"A big part of how we're paying for it is we're not sending child-benefit cheques to families that don't need it, to the wealthiest families, so that we can do more for the people who do need it," said Prime Minister Justin Trudeau, who officially launched the program Wednesday. "It is going to have a massive impact, not just on families that are struggling, but on families in the middle class right across the country."

The CCB eliminates several programs aimed at families with dependent children – including the Conservatives' income-splitting plan and fitness and arts tax credits – and folds them into a single benefit that the Liberals say will be more generous for nine out of 10 families.

The maximum benefit is $6,400 per year for each child under the age of six and $5,400 per year for each child aged six to 17. These payments are tax-free.

A family earning the median Canadian income of $78,870 with one child under six and one child over six would receive about $6,284 a year or $523 a month, according to the government's online calculator.

The benefit is completely eliminated when family income reaches about $190,000.

A report this week by Sean Speer and Ian Lee for the Macdonald-Laurier Institute argued that income testing for family benefits could serve as a model for health-care reform.

The report notes that while Canadians are universally covered for doctor and hospital visits, Canadians without private coverage must pay out of pocket for a large number of other services like prescription drugs and vision care.

The authors argue that requiring high-income Canadians to pay fees for doctor and hospital visits would allow governments to provide more generous health benefits to low- and middle-income families.

"The system is going broke," said Mr. Speer, who played a key role in writing federal budgets under Stephen Harper's Conservative government. "Basically the only option, I think, available to governments that want to improve their health-care outcomes and expand coverage to folks who need it is to experiment with reforms like patient cost-sharing."

Federal Finance Minister Bill Morneau suggested that same approach in a 2012 book he co-authored before entering politics.
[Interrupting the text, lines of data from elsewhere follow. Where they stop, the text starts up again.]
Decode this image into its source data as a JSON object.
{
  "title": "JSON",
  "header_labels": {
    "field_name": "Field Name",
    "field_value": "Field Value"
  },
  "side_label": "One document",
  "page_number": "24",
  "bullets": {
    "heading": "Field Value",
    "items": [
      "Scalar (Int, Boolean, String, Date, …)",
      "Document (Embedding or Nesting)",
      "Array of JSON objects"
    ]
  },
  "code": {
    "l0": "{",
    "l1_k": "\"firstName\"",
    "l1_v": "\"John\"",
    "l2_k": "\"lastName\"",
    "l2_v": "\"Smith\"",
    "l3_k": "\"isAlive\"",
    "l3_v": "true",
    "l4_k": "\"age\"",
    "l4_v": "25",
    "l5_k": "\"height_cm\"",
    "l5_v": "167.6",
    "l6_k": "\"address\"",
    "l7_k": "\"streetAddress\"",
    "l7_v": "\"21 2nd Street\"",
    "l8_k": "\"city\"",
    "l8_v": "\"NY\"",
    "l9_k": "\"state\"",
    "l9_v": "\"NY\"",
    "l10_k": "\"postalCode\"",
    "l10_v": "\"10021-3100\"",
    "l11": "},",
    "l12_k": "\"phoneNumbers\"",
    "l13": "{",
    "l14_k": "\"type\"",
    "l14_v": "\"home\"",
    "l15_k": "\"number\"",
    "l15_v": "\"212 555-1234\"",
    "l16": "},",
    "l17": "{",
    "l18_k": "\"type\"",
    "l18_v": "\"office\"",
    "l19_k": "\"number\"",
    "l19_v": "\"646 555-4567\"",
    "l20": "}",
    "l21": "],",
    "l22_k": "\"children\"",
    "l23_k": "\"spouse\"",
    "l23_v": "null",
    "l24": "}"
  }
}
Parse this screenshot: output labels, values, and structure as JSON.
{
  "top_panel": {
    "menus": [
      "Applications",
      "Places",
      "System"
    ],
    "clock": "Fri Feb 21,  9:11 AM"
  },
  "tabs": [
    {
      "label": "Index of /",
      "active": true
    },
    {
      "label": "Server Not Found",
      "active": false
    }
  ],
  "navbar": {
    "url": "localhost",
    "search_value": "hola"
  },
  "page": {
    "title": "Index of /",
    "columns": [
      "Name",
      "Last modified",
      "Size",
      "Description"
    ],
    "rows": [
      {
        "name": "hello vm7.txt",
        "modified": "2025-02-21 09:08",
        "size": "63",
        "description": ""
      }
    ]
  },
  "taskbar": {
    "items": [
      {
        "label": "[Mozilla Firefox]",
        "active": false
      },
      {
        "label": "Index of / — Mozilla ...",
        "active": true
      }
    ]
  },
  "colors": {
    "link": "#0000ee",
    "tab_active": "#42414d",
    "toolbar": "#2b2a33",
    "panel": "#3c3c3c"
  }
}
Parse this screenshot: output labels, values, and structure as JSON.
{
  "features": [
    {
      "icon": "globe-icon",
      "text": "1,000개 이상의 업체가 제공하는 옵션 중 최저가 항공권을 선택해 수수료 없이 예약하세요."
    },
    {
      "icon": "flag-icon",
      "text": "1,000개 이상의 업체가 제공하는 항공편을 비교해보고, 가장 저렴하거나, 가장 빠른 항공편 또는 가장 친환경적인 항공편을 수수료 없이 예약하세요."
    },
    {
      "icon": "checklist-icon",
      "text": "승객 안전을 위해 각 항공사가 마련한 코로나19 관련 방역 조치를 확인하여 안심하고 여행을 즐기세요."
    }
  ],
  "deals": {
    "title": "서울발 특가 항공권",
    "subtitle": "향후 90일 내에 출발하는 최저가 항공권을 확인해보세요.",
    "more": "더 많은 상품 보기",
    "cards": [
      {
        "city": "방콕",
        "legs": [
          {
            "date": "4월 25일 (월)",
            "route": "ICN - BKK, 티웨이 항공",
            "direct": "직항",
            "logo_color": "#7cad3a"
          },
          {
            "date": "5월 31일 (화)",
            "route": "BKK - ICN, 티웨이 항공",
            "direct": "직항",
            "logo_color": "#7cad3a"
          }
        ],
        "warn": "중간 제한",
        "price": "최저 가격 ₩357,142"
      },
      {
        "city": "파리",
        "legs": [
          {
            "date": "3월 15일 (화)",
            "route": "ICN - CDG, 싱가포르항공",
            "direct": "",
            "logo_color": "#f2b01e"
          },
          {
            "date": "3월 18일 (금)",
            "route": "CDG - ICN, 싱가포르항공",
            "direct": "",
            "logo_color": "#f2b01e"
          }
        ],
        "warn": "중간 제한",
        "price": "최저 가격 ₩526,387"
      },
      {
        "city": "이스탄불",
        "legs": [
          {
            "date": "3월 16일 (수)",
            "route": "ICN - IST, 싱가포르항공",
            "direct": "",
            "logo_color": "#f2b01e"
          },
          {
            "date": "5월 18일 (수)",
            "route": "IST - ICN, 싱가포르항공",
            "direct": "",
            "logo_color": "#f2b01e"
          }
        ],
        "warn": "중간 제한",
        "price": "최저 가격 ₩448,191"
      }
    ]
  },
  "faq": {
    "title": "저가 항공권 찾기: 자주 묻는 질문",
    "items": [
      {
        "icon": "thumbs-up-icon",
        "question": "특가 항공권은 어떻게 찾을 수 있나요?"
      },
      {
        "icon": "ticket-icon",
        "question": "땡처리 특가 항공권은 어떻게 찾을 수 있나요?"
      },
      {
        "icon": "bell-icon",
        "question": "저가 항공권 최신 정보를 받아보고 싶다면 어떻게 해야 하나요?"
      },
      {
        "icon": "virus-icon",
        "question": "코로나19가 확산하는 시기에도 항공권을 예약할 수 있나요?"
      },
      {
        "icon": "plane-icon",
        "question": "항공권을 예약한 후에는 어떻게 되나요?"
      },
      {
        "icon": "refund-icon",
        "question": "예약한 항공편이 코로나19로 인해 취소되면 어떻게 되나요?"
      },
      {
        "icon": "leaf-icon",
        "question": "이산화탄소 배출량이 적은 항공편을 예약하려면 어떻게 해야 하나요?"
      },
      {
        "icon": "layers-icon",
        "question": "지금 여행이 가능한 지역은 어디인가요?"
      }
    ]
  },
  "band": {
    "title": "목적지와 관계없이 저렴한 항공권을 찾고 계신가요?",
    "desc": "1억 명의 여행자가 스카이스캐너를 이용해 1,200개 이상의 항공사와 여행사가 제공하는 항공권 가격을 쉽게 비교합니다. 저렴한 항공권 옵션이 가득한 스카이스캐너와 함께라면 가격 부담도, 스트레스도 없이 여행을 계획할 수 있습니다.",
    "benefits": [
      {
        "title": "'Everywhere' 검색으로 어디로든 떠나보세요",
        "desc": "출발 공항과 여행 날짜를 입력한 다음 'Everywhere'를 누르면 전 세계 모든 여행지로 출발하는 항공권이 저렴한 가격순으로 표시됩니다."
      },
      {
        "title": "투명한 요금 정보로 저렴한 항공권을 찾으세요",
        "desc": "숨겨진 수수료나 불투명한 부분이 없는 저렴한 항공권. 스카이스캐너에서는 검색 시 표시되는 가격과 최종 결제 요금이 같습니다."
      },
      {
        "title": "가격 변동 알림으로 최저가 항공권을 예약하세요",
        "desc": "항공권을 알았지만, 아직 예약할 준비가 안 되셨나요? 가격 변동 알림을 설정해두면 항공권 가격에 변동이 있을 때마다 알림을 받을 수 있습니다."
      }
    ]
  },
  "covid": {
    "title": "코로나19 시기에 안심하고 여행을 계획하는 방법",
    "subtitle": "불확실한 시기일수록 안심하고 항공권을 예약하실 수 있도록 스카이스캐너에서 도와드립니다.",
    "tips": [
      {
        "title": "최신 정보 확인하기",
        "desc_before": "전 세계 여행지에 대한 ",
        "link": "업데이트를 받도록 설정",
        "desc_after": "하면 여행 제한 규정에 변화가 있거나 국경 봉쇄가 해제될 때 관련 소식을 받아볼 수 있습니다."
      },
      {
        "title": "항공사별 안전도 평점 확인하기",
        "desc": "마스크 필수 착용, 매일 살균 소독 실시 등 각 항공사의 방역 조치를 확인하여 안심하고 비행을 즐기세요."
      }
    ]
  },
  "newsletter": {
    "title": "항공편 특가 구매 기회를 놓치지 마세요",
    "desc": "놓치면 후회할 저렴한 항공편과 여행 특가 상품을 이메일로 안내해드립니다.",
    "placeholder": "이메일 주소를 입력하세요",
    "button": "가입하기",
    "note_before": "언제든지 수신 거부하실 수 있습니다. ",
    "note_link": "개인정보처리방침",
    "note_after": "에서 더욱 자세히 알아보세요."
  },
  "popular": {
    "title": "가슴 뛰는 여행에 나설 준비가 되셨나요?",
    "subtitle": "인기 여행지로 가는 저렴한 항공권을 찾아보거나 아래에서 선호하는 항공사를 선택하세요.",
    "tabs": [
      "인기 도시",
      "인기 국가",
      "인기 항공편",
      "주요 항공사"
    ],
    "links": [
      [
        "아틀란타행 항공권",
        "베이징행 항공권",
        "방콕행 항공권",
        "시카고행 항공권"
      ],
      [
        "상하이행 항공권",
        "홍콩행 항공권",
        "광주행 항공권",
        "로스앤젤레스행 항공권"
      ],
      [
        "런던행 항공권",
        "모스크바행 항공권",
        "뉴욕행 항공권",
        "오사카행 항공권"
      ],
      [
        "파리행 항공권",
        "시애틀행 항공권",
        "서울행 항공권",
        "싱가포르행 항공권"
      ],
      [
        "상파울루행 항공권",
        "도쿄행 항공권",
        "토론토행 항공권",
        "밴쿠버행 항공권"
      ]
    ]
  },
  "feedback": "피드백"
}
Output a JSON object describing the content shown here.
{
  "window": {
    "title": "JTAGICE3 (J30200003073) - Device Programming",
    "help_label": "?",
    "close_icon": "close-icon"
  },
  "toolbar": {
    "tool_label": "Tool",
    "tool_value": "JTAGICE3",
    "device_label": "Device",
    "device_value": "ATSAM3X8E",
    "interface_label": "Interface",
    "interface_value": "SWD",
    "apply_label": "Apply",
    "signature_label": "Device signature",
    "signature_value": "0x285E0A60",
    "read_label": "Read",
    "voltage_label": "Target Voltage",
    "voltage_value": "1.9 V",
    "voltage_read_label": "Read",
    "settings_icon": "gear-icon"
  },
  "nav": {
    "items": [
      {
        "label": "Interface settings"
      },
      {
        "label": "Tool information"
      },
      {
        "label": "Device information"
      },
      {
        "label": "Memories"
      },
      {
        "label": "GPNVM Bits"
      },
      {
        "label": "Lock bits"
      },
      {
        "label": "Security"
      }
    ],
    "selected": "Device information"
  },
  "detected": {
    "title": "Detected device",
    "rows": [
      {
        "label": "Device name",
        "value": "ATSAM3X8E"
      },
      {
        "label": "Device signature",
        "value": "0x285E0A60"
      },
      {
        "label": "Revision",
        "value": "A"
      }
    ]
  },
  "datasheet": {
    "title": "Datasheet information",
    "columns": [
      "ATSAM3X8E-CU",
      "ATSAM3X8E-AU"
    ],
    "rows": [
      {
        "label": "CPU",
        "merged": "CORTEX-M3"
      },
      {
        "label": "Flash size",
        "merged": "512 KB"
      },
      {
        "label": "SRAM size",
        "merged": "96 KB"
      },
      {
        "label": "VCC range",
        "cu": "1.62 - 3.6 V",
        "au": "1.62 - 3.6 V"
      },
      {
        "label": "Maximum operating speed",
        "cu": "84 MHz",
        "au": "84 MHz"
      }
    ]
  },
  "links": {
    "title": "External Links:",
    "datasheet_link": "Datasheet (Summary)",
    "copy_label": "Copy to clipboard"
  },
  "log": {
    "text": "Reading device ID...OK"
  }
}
He noted that moving in that direction would not be an "easy transition."

"While this will not be especially popular with the more affluent, who will be the hardest hit, at least everyone will retain access to services and benefits. This would seem to be the most likely method of achieving social equality and fairness while reducing government costs," Mr. Morneau wrote with Fred Vettese in relation to health-care costs.

To date, neither Mr. Morneau nor Health Minister Jane Philpott have outlined Ottawa's plans for future health funding.

Health care is on the agenda this week in Whitehorse, where provincial and territorial premiers are meeting as the Council of the Federation and are calling for increased federal transfers.

Some critics view income testing as a threat to the universal nature of health-care funding in Canada. There is also debate over how income or means testing should be measured. For instance, nursing-home fees in New Brunswick are based on net annual income. The seniors advocacy group CARP campaigned strongly against a 2015 provincial budget change that added savings and investments into the calculations.

Natasha Mistry, CARP's director of stakeholder relations, said internal polling of members found a solid majority oppose income testing of health-care benefits.

"CARP members definitely believe in the universality of care," she said.

The Liberal government in New Brunswick promoted the change as a "new and progressive policy" that directs support to those who need it the most.

Mr. Trudeau declined Wednesday to provide specifics on his government's approach to those health-care negotiations.

"I'm looking forward to robust discussions with the provinces as our Health Minister talks about the kind of future for our health-care system that we need," he said. "Canadians know that we need to have a solid system that responds to the very real preoccupations that Canadians have and that's exactly what we're committed to and that's why we're glad to be engaging positively and constructively with Canadians and with provinces on a broad range of issues."